● **Items from an interface collection**
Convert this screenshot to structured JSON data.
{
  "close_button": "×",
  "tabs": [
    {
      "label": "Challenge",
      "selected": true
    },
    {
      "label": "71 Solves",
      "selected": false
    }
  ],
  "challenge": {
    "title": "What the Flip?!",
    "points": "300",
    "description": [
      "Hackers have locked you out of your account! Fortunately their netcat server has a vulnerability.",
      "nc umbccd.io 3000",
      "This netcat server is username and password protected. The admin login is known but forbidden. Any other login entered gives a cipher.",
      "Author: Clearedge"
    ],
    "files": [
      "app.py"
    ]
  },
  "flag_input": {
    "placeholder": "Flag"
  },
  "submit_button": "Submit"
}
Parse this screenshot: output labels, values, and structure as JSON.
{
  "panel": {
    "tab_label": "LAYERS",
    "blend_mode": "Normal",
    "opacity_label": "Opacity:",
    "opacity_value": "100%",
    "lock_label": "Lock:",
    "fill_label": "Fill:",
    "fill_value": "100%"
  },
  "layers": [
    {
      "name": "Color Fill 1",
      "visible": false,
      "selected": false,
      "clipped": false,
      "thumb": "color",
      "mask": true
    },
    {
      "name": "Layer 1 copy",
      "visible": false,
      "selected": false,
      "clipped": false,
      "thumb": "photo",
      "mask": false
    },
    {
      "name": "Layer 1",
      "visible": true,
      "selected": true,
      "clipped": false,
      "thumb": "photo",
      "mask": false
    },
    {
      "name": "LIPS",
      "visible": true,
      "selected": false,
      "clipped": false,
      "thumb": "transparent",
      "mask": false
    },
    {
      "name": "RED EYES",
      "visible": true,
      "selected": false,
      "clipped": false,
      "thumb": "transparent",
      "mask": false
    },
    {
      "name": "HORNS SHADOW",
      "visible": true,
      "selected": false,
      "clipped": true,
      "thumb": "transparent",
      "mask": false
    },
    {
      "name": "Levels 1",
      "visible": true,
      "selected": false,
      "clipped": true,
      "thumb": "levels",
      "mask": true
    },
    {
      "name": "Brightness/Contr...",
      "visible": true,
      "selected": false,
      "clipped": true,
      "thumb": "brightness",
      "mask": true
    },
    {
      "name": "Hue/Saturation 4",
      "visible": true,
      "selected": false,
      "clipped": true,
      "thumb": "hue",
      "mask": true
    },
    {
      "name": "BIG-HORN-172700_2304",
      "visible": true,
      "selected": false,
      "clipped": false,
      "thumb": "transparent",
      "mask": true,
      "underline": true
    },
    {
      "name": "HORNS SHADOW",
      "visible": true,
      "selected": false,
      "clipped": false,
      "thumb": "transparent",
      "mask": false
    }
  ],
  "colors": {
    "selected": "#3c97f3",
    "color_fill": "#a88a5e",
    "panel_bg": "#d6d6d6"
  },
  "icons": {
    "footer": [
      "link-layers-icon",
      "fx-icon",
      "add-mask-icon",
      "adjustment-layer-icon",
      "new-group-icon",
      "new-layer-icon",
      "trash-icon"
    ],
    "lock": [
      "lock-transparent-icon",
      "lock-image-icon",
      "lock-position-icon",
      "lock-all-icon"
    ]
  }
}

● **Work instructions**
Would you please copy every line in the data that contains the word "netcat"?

● **Exercise solution**
      "Hackers have locked you out of your account! Fortunately their netcat server has a vulnerability.",
      "This netcat server is username and password protected. The admin login is known but forbidden. Any other login entered gives a cipher.",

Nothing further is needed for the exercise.